Skirmantas Janusonis leads an interdisciplinary research program that investigates the dynamics and self-organization of stochastic axon systems in the brain. He received his B.S./M.S. in Biology (with an emphasis in Biophysics) from Vilnius University and his Ph.D. in Neuroscience & Behavior from the University of Massachusetts Amherst. He completed his postdoctoral training at the Department of Neuroscience of the Yale University School of Medicine. In 2006, he joined the faculty of the University of California, Santa Barbara. His research has been funded by the National Science Foundation, the National Institute of Mental Health, and the California NanoSystems Institute. He is a faculty member of the UCSB Neuroscience Research Institute and Interdepartmental Graduate Program in Dynamical Neuroscience. He serves on the Board of Directors of the Kavli Summer Institute in Cognitive Neuroscience and is affiliated with the UCSB Center for Stem Cell Biology and Engineering.
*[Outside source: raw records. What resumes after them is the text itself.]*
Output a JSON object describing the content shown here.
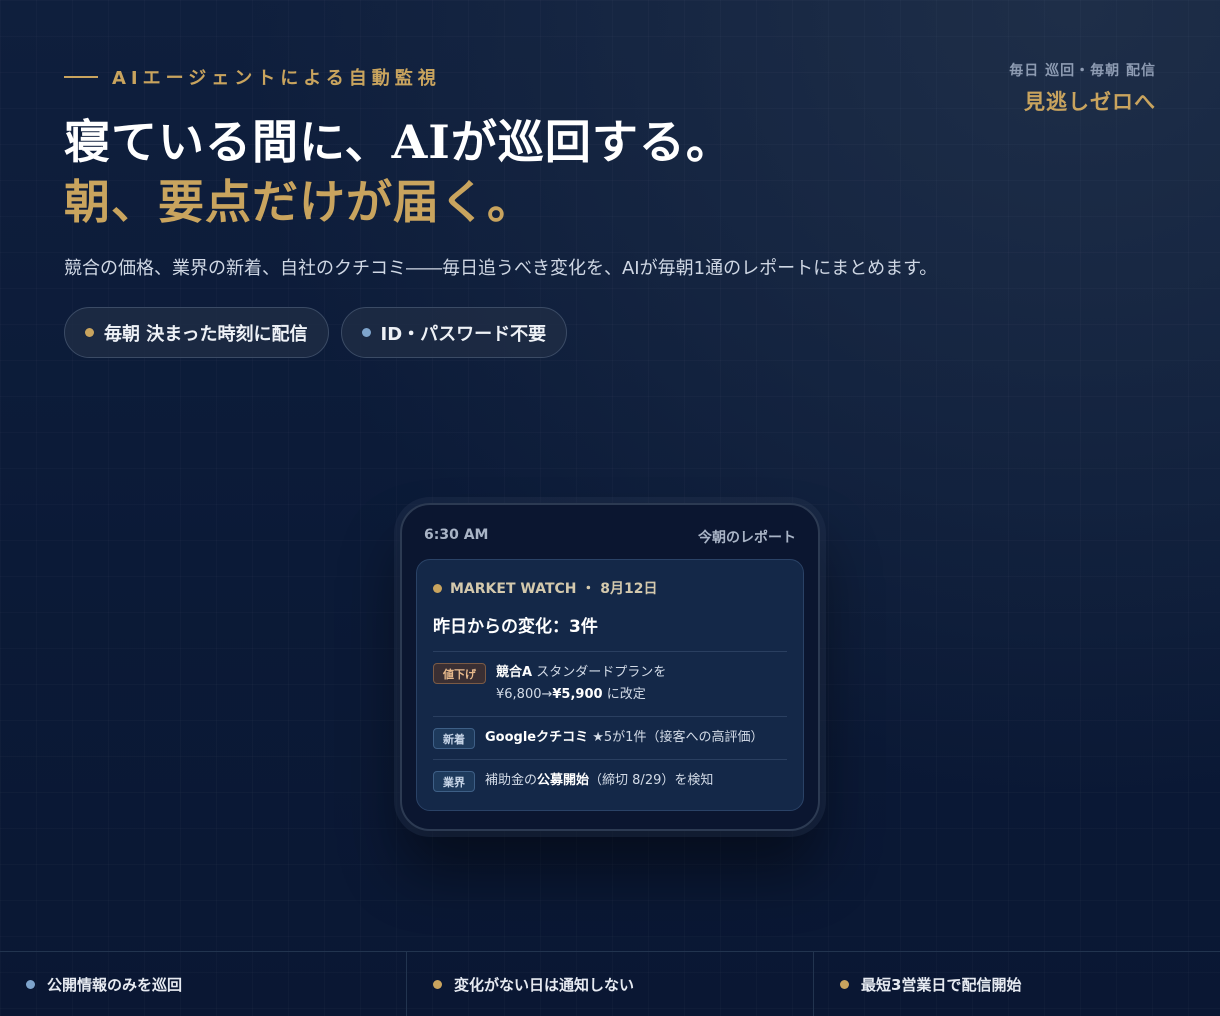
{
  "hero": {
    "eyebrow": "AIエージェントによる自動監視",
    "corner_sub": "毎日 巡回・毎朝 配信",
    "corner_main": "見逃しゼロへ",
    "headline_line1": "寝ている間に、AIが巡回する。",
    "headline_line2": "朝、要点だけが届く。",
    "lead": "競合の価格、業界の新着、自社のクチコミ――毎日追うべき変化を、AIが毎朝1通のレポートにまとめます。",
    "pills": [
      {
        "label": "毎朝 決まった時刻に配信",
        "dot_color": "#c9a45e"
      },
      {
        "label": "ID・パスワード不要",
        "dot_color": "#7ea4cc"
      }
    ]
  },
  "phone": {
    "time": "6:30 AM",
    "title": "今朝のレポート",
    "card": {
      "source": "MARKET WATCH ・ 8月12日",
      "headline": "昨日からの変化：3件",
      "items": [
        {
          "tag": "値下げ",
          "subject": "競合A",
          "text1": " スタンダードプランを",
          "text2a": "¥6,800→",
          "text2b": "¥5,900",
          "text2c": " に改定"
        },
        {
          "tag": "新着",
          "subject": "Googleクチコミ",
          "text": " ★5が1件（接客への高評価）"
        },
        {
          "tag": "業界",
          "pre": "補助金の",
          "bold": "公募開始",
          "post": "（締切 8/29）を検知"
        }
      ]
    }
  },
  "footer": {
    "items": [
      {
        "label": "公開情報のみを巡回",
        "dot_color": "#7ea4cc"
      },
      {
        "label": "変化がない日は通知しない",
        "dot_color": "#c9a45e"
      },
      {
        "label": "最短3営業日で配信開始",
        "dot_color": "#c9a45e"
      }
    ]
  },
  "colors": {
    "gold": "#c9a45e",
    "blue_dot": "#7ea4cc",
    "background": "#0c1b38",
    "card": "#142848"
  }
}
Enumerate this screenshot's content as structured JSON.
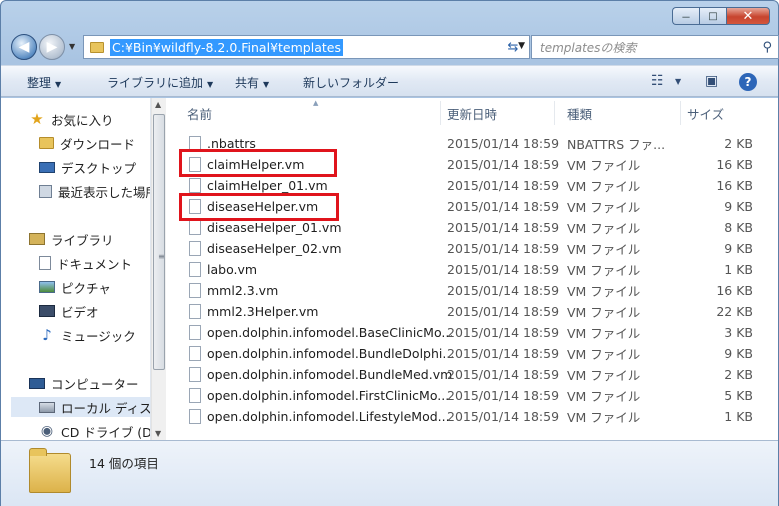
{
  "window": {
    "caption_buttons": [
      "－",
      "□",
      "✕"
    ]
  },
  "address_bar": {
    "path": "C:¥Bin¥wildfly-8.2.0.Final¥templates",
    "search_placeholder": "templatesの検索"
  },
  "toolbar": {
    "organize": "整理",
    "add_to_library": "ライブラリに追加",
    "share": "共有",
    "new_folder": "新しいフォルダー"
  },
  "nav_pane": {
    "favorites": "お気に入り",
    "downloads": "ダウンロード",
    "desktop": "デスクトップ",
    "recent": "最近表示した場所",
    "libraries": "ライブラリ",
    "documents": "ドキュメント",
    "pictures": "ピクチャ",
    "videos": "ビデオ",
    "music": "ミュージック",
    "computer": "コンピューター",
    "local_disk": "ローカル ディスク",
    "cd_drive": "CD ドライブ (D"
  },
  "columns": {
    "name": "名前",
    "modified": "更新日時",
    "type": "種類",
    "size": "サイズ"
  },
  "files": [
    {
      "name": ".nbattrs",
      "date": "2015/01/14 18:59",
      "type": "NBATTRS ファ...",
      "size": "2 KB"
    },
    {
      "name": "claimHelper.vm",
      "date": "2015/01/14 18:59",
      "type": "VM ファイル",
      "size": "16 KB"
    },
    {
      "name": "claimHelper_01.vm",
      "date": "2015/01/14 18:59",
      "type": "VM ファイル",
      "size": "16 KB"
    },
    {
      "name": "diseaseHelper.vm",
      "date": "2015/01/14 18:59",
      "type": "VM ファイル",
      "size": "9 KB"
    },
    {
      "name": "diseaseHelper_01.vm",
      "date": "2015/01/14 18:59",
      "type": "VM ファイル",
      "size": "8 KB"
    },
    {
      "name": "diseaseHelper_02.vm",
      "date": "2015/01/14 18:59",
      "type": "VM ファイル",
      "size": "9 KB"
    },
    {
      "name": "labo.vm",
      "date": "2015/01/14 18:59",
      "type": "VM ファイル",
      "size": "1 KB"
    },
    {
      "name": "mml2.3.vm",
      "date": "2015/01/14 18:59",
      "type": "VM ファイル",
      "size": "16 KB"
    },
    {
      "name": "mml2.3Helper.vm",
      "date": "2015/01/14 18:59",
      "type": "VM ファイル",
      "size": "22 KB"
    },
    {
      "name": "open.dolphin.infomodel.BaseClinicMo...",
      "date": "2015/01/14 18:59",
      "type": "VM ファイル",
      "size": "3 KB"
    },
    {
      "name": "open.dolphin.infomodel.BundleDolphi...",
      "date": "2015/01/14 18:59",
      "type": "VM ファイル",
      "size": "9 KB"
    },
    {
      "name": "open.dolphin.infomodel.BundleMed.vm",
      "date": "2015/01/14 18:59",
      "type": "VM ファイル",
      "size": "2 KB"
    },
    {
      "name": "open.dolphin.infomodel.FirstClinicMo...",
      "date": "2015/01/14 18:59",
      "type": "VM ファイル",
      "size": "5 KB"
    },
    {
      "name": "open.dolphin.infomodel.LifestyleMod...",
      "date": "2015/01/14 18:59",
      "type": "VM ファイル",
      "size": "1 KB"
    }
  ],
  "highlighted_files": [
    "claimHelper.vm",
    "diseaseHelper.vm"
  ],
  "status": {
    "item_count": "14 個の項目"
  },
  "colors": {
    "highlight_box": "#e0141c",
    "address_selection": "#3399ff"
  }
}
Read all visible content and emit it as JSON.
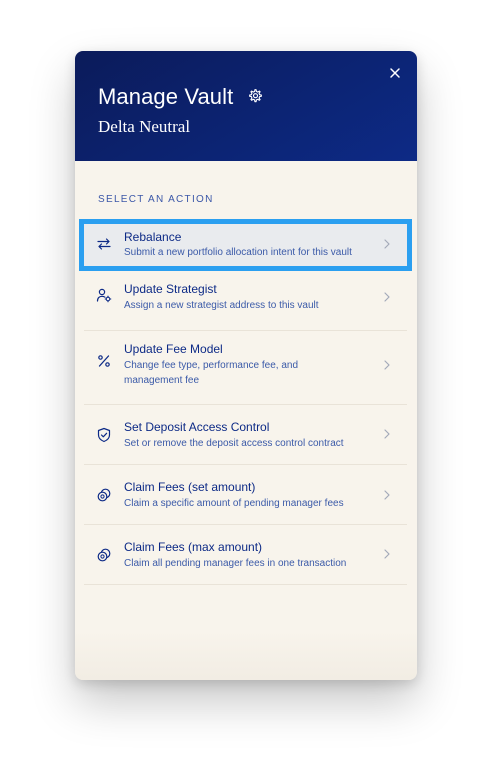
{
  "modal": {
    "title": "Manage Vault",
    "subtitle": "Delta Neutral",
    "close_icon": "close-icon",
    "settings_icon": "gear-icon"
  },
  "section_label": "SELECT AN ACTION",
  "actions": [
    {
      "title": "Rebalance",
      "description": "Submit a new portfolio allocation intent for this vault",
      "icon": "swap-arrows-icon",
      "selected": true
    },
    {
      "title": "Update Strategist",
      "description": "Assign a new strategist address to this vault",
      "icon": "user-gear-icon",
      "selected": false
    },
    {
      "title": "Update Fee Model",
      "description": "Change fee type, performance fee, and management fee",
      "icon": "percent-icon",
      "selected": false
    },
    {
      "title": "Set Deposit Access Control",
      "description": "Set or remove the deposit access control contract",
      "icon": "shield-check-icon",
      "selected": false
    },
    {
      "title": "Claim Fees (set amount)",
      "description": "Claim a specific amount of pending manager fees",
      "icon": "coins-icon",
      "selected": false
    },
    {
      "title": "Claim Fees (max amount)",
      "description": "Claim all pending manager fees in one transaction",
      "icon": "coins-icon",
      "selected": false
    }
  ],
  "colors": {
    "header_bg": "#0d2a86",
    "panel_bg": "#f8f4ec",
    "accent_text": "#0d2a86",
    "selection_outline": "#2b9ff0"
  }
}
The Janusonis laboratory studies brain axons that do not project to specific targets and instead travel through neural tissue in highly stochastic trajectories. A special focus is on the serotonin-releasing axons that are present in nearly all known nervous systems (including early animal forms) and that self-organize into a dense, active matrix in the mammalian brain. This research uses a broad range of interdisciplinary approaches, including advanced microscopy, transgenic mouse models, elasmobranch models, brainstem neuronal cell cultures, tunable hydrogels, theoretical modeling, and computer simulations (with supercomputing). The Janusonis group collaborates with mathematicians, physicists, and materials scientists. This novel conceptual framework can advance the understanding of mental disorders, provide new insights into the core components of all nervous systems, and potentially contribute to artificial neural networks.